--- Records shown Enclosed Below ---
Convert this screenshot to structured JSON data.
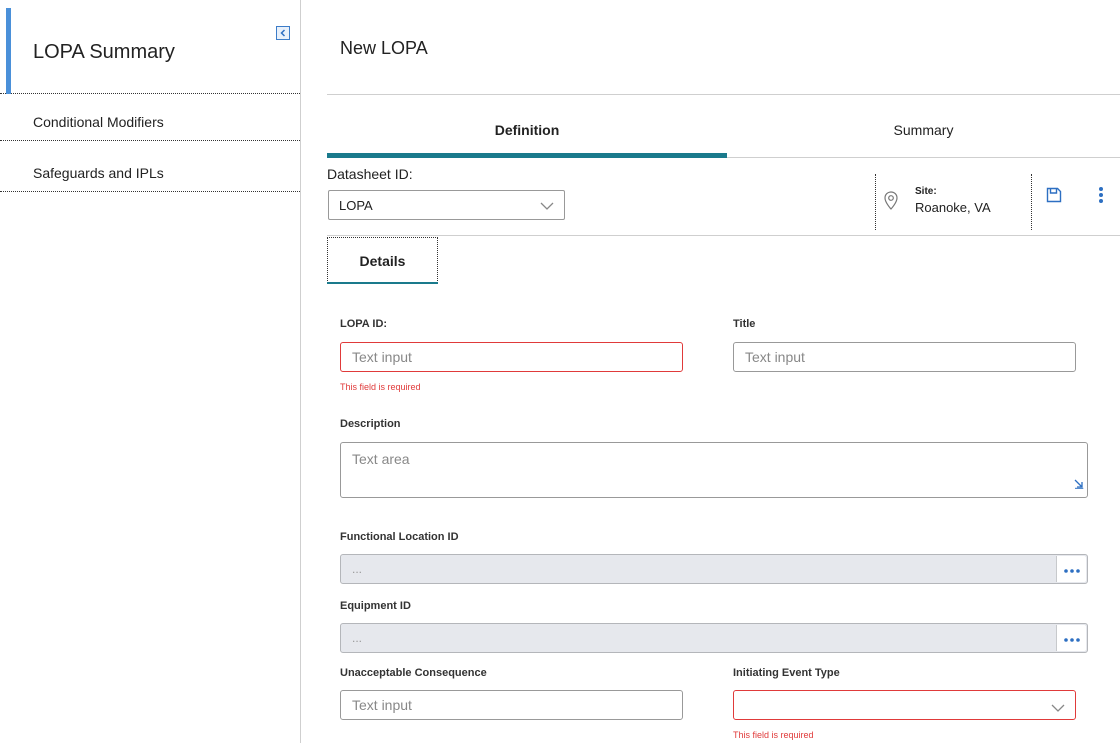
{
  "sidebar": {
    "title": "LOPA Summary",
    "items": [
      {
        "label": "Conditional Modifiers"
      },
      {
        "label": "Safeguards and IPLs"
      }
    ]
  },
  "main": {
    "page_title": "New LOPA",
    "tabs": [
      {
        "label": "Definition",
        "active": true
      },
      {
        "label": "Summary",
        "active": false
      }
    ],
    "datasheet": {
      "label": "Datasheet ID:",
      "value": "LOPA"
    },
    "site": {
      "label": "Site:",
      "value": "Roanoke, VA"
    },
    "subtab": {
      "label": "Details"
    },
    "form": {
      "lopa_id": {
        "label": "LOPA ID:",
        "placeholder": "Text input",
        "error": "This field is required"
      },
      "title": {
        "label": "Title",
        "placeholder": "Text input"
      },
      "description": {
        "label": "Description",
        "placeholder": "Text area"
      },
      "functional_location": {
        "label": "Functional Location ID",
        "value": "..."
      },
      "equipment": {
        "label": "Equipment ID",
        "value": "..."
      },
      "unacceptable_consequence": {
        "label": "Unacceptable Consequence",
        "placeholder": "Text input"
      },
      "initiating_event_type": {
        "label": "Initiating Event Type",
        "value": "",
        "error": "This field is required"
      }
    }
  },
  "colors": {
    "accent": "#4a90d9",
    "tab_underline": "#1a7a8c",
    "error": "#e03a3a",
    "icon_blue": "#2d6fc2"
  },
  "icons": [
    "collapse-left-icon",
    "chevron-down-icon",
    "location-pin-icon",
    "save-icon",
    "more-vertical-icon",
    "resize-icon",
    "ellipsis-icon"
  ]
}
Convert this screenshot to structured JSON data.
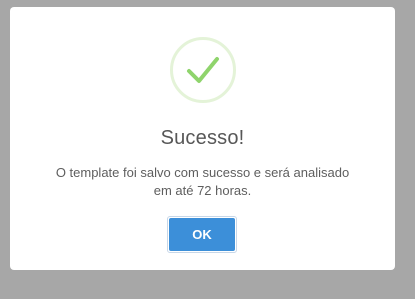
{
  "modal": {
    "icon": "check-icon",
    "title": "Sucesso!",
    "message_line1": "O template foi salvo com sucesso e será analisado",
    "message_line2": "em até 72 horas.",
    "ok_label": "OK"
  },
  "colors": {
    "overlay": "#a7a7a7",
    "success_check": "#8fd46c",
    "success_ring": "#e4f3d8",
    "button_primary": "#3c8fd9",
    "title_text": "#575757"
  }
}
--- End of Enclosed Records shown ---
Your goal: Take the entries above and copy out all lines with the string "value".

Problem solution:
      "value": "LOPA"
      "value": "Roanoke, VA"
        "value": "..."
        "value": "..."
        "value": "",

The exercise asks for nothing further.